In a recent Australian study, saffron was found to be an effective natural antidepressant for teenagers suffering from mild to moderate levels of depression due to school / social issues. After the treatment period, the teenagers taking the saffron reported improved mood and felt more calm (ie less anxious).
More research is needed.
Other herbs traditionally used include
· Magnolia off (Magnolia
· Melissa off (Lemon balm)
· Passiflora (Passionflower)
· Eschscholzia californica (Californian poppy)
· Piper methysticum) (Kava)
· Valeriana off (Valerian)
· Withania (Ashwaganda)
· Zizyphus spinosa (Zizyphus)
· Humulus lulupus (Hops)
BUT before you reach for your over the counter tablet aptly named to make you feel that it’ll be the answer to your moody teen, seek the advice of someone qualified to do so. Herbal medicine needs to be prescribed carefully to suit the individual.
So if your teen is down, anxious or feeling moody, help is at hand.
· Counselling (many schools have this in-house)
· Psychologist (see GP for referral)
· Naturopath /herbalist
· Exercise coach / PT
For further tips on lunchbox ideas, breakfast on the go, healthy snacks and digestive health, keep an eye out for my next few posts.
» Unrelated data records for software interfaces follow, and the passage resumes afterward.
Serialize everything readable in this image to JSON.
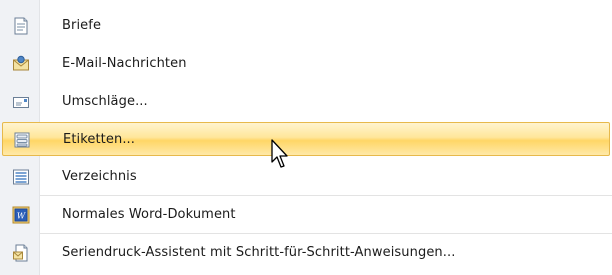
{
  "menu": {
    "items": [
      {
        "label": "Briefe",
        "icon": "letter-document-icon"
      },
      {
        "label": "E-Mail-Nachrichten",
        "icon": "email-envelope-icon"
      },
      {
        "label": "Umschläge...",
        "icon": "envelope-icon"
      },
      {
        "label": "Etiketten...",
        "icon": "labels-icon",
        "highlighted": true
      },
      {
        "label": "Verzeichnis",
        "icon": "directory-list-icon"
      },
      {
        "label": "Normales Word-Dokument",
        "icon": "word-document-icon"
      },
      {
        "label": "Seriendruck-Assistent mit Schritt-für-Schritt-Anweisungen...",
        "icon": "mail-merge-wizard-icon"
      }
    ]
  },
  "colors": {
    "highlight": "#ffd666",
    "highlight_border": "#e7b94b",
    "gutter": "#f0f2f5"
  }
}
If this article has raised an issue for you, or someone you know is in need of support, please contact:
Lifeline on 13 11 14 or
beyondblue on 1300 22 46 36